ABOUT THIS TASK.
Using the string "save" as the key, pull each matching line out of the records below.

Top of PROVIDED DATA

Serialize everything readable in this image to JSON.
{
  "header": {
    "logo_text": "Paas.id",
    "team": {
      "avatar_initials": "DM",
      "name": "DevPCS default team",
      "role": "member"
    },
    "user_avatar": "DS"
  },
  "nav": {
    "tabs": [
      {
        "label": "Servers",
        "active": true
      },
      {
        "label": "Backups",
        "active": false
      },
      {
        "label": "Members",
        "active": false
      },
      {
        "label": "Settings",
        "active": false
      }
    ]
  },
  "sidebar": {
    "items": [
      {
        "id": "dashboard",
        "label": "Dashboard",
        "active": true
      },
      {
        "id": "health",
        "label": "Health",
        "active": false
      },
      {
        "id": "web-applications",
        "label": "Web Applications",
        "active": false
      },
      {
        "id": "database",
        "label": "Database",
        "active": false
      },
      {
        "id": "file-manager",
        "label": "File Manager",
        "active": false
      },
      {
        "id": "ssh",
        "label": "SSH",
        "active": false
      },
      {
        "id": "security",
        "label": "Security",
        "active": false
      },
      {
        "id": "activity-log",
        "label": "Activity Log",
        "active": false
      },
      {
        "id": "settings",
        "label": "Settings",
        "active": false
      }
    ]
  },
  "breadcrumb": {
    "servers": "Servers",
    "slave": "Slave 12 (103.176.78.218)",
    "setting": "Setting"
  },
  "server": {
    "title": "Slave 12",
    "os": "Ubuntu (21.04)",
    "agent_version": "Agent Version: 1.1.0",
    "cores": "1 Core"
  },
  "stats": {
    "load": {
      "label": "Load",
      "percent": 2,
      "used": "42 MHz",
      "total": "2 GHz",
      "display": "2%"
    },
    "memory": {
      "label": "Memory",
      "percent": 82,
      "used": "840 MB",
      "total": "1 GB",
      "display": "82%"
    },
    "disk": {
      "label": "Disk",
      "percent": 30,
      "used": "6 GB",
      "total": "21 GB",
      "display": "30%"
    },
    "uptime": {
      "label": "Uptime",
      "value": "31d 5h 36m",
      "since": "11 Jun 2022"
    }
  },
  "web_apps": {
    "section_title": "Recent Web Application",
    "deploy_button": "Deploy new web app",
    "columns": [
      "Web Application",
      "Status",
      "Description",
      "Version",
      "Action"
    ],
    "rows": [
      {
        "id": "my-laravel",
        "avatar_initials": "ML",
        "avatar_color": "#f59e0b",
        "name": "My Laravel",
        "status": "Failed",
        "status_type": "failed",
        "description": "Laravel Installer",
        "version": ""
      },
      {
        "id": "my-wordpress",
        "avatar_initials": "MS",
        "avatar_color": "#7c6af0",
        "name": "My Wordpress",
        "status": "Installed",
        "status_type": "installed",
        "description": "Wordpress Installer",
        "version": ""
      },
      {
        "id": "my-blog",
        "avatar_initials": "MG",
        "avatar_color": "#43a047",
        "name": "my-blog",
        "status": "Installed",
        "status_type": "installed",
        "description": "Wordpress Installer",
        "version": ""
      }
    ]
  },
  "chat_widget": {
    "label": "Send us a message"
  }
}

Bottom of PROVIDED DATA
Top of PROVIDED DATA

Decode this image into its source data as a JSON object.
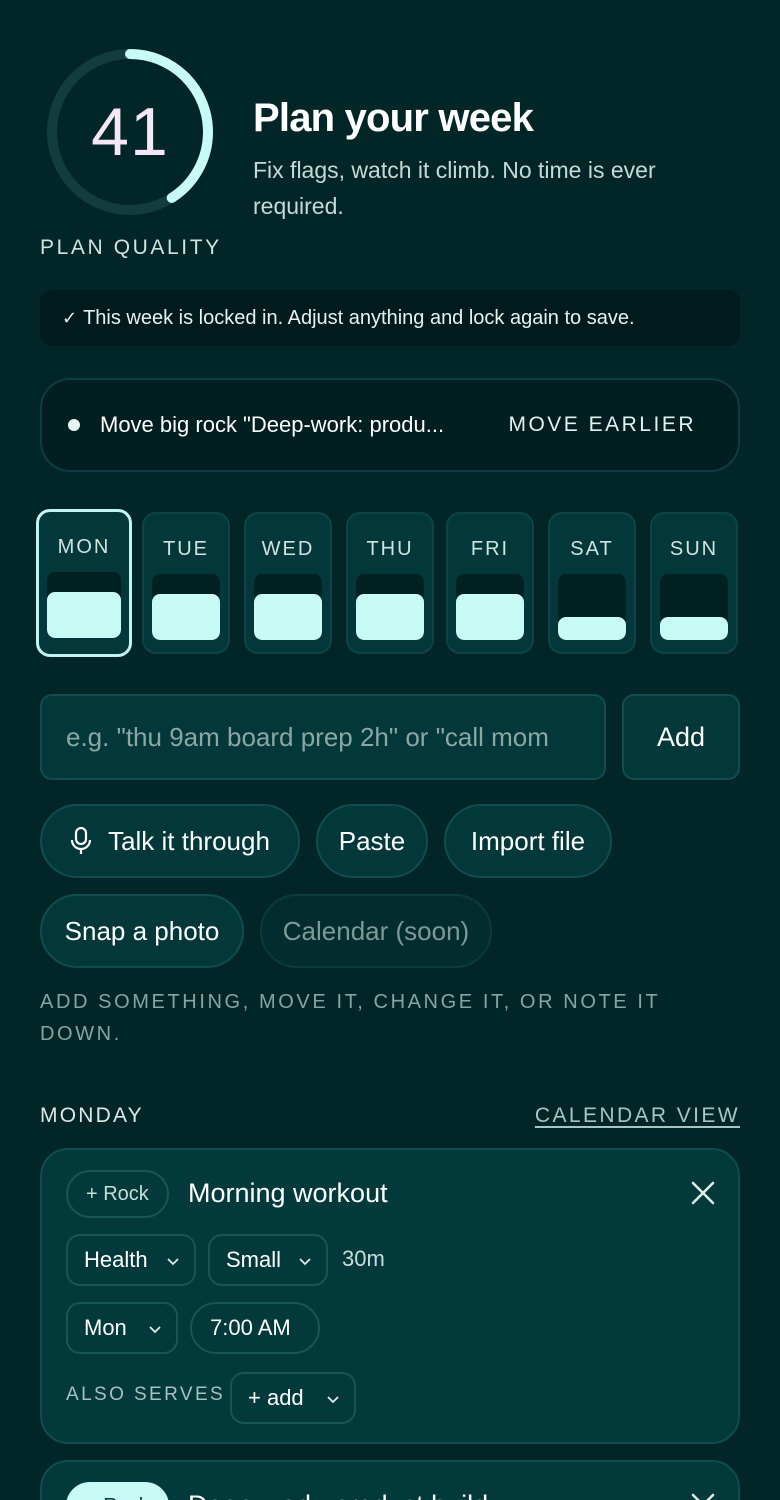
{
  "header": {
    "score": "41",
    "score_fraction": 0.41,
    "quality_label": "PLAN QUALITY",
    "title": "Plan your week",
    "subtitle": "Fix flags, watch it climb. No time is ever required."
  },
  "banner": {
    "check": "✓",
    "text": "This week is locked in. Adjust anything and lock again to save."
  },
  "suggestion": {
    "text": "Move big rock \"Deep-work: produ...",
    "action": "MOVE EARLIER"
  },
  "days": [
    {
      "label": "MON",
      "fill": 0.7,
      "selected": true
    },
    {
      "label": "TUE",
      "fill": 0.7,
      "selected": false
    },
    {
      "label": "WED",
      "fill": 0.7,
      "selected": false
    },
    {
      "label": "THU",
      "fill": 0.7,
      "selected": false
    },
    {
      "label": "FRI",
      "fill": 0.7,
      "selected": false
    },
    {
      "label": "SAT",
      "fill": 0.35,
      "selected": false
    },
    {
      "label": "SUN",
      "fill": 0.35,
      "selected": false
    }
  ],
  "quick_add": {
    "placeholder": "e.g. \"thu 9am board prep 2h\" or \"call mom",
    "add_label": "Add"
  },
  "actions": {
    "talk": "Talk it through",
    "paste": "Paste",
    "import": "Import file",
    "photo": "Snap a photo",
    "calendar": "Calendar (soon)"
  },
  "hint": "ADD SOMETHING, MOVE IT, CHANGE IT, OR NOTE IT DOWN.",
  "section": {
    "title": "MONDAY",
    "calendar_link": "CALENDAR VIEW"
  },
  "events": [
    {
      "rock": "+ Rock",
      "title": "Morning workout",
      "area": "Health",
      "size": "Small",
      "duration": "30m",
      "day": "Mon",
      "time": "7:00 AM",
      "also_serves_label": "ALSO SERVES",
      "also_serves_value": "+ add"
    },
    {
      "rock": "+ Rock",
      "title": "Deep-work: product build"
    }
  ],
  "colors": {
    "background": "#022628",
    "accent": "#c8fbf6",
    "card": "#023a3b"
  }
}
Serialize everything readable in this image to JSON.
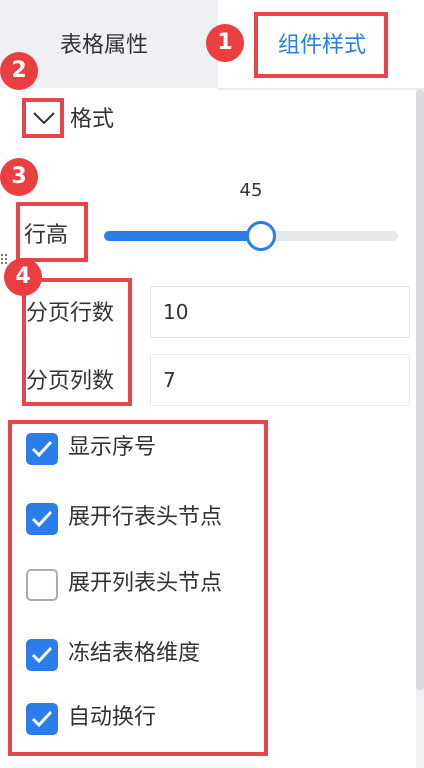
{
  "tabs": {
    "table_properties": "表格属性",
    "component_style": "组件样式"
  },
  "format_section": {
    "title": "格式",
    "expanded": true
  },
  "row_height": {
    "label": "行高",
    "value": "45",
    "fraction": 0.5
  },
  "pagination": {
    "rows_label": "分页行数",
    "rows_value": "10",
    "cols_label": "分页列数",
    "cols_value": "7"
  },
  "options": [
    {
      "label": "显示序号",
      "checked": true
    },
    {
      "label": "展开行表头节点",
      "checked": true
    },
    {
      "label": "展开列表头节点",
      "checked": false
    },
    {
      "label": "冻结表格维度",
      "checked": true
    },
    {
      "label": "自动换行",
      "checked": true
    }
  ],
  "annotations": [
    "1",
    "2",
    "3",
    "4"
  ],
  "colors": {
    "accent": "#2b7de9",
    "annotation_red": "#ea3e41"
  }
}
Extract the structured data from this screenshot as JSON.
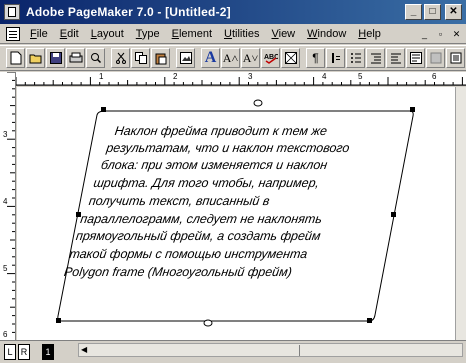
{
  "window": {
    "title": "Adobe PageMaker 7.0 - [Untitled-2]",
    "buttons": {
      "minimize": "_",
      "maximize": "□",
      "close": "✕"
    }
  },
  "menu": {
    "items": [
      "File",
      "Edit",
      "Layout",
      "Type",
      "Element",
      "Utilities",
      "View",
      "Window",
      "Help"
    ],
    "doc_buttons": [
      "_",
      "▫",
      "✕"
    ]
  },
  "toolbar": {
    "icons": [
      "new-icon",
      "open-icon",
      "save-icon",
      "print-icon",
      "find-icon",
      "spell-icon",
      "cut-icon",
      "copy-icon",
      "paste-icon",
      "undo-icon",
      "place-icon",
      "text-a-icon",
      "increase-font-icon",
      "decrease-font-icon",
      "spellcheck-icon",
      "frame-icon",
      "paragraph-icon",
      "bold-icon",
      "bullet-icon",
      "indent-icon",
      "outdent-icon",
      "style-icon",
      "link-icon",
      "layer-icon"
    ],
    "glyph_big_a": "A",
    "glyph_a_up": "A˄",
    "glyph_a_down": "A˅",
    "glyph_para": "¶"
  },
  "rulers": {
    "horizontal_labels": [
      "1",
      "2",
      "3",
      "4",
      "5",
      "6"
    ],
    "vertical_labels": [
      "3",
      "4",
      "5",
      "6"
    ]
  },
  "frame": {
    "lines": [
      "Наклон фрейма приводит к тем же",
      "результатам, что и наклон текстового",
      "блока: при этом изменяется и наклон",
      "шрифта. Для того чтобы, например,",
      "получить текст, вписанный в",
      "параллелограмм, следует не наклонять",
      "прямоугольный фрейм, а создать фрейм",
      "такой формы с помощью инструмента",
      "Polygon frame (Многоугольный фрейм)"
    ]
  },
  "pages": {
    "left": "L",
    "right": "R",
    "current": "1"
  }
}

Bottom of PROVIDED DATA
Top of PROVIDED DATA

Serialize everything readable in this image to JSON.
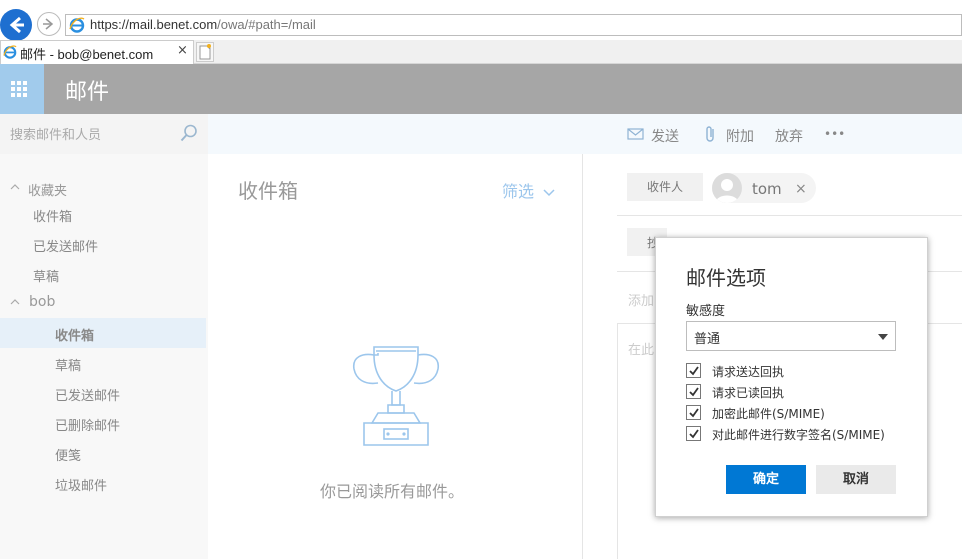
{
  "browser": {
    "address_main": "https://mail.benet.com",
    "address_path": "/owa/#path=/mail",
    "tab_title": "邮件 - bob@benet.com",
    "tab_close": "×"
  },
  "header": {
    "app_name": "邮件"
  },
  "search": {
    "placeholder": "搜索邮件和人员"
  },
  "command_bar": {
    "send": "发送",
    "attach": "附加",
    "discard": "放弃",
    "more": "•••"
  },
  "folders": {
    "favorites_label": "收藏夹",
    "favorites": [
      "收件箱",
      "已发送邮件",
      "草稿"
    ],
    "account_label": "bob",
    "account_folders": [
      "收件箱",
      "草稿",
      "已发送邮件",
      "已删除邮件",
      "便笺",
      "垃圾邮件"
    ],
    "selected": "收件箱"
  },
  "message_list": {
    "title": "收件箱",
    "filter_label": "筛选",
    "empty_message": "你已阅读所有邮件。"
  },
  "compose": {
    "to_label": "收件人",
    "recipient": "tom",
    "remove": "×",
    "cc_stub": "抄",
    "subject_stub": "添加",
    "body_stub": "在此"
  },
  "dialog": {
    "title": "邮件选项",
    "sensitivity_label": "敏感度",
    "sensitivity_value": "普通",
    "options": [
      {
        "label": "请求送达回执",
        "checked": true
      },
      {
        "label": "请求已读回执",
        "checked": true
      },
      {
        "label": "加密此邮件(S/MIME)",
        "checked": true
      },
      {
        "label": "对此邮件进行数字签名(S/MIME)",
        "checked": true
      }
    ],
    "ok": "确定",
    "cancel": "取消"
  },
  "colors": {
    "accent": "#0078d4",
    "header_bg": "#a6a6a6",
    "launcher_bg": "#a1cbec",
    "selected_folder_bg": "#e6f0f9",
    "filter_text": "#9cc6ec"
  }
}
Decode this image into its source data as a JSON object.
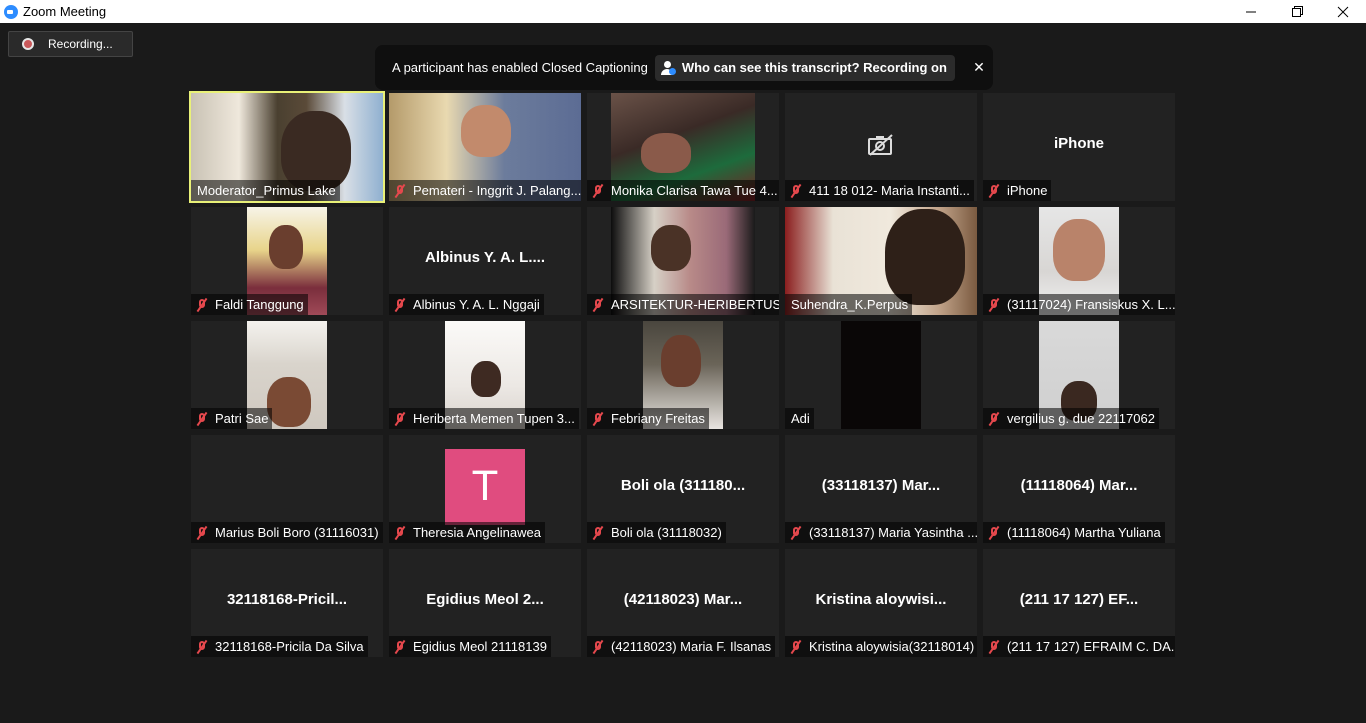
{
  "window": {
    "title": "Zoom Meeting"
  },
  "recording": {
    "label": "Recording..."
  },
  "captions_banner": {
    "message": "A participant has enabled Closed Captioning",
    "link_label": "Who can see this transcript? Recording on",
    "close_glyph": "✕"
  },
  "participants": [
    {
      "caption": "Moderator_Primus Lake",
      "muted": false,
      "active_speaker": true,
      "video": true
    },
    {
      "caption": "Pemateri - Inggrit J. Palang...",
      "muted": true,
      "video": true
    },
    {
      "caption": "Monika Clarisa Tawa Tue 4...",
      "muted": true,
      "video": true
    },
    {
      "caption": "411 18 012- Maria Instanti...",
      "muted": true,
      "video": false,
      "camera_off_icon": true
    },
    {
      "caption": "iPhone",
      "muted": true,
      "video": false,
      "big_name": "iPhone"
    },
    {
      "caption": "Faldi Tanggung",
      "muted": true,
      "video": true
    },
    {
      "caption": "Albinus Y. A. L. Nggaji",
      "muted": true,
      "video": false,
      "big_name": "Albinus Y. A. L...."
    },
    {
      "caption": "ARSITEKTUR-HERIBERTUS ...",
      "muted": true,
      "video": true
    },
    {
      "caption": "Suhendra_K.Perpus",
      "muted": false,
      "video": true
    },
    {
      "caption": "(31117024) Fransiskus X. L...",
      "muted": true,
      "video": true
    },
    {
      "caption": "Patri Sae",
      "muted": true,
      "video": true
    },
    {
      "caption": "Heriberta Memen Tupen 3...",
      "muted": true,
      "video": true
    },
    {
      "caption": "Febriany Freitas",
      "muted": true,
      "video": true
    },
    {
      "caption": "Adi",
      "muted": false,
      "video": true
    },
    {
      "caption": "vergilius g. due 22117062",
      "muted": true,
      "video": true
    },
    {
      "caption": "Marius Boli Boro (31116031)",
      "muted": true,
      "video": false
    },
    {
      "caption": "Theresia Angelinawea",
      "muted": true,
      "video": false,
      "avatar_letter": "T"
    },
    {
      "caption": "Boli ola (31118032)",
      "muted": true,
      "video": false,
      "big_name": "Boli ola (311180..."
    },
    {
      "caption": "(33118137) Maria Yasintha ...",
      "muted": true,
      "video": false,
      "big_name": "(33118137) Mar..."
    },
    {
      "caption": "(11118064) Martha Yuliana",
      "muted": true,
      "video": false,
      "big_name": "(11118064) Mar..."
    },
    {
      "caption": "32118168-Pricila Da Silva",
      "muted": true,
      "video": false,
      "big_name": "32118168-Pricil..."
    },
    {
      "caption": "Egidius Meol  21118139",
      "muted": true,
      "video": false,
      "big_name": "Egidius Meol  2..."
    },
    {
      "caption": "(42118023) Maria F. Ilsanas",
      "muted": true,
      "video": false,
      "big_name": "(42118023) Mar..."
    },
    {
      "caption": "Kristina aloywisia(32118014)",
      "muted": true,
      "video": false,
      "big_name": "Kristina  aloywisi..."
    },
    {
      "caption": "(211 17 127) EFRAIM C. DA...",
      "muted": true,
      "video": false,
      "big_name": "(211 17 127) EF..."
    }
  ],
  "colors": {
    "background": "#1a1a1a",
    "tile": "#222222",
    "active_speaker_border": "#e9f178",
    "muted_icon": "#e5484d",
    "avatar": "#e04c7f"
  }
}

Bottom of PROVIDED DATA

RESULT FOR THIS EXERCISE.
    "text": "This week is locked in. Adjust anything and lock again to save."
      "save-icon",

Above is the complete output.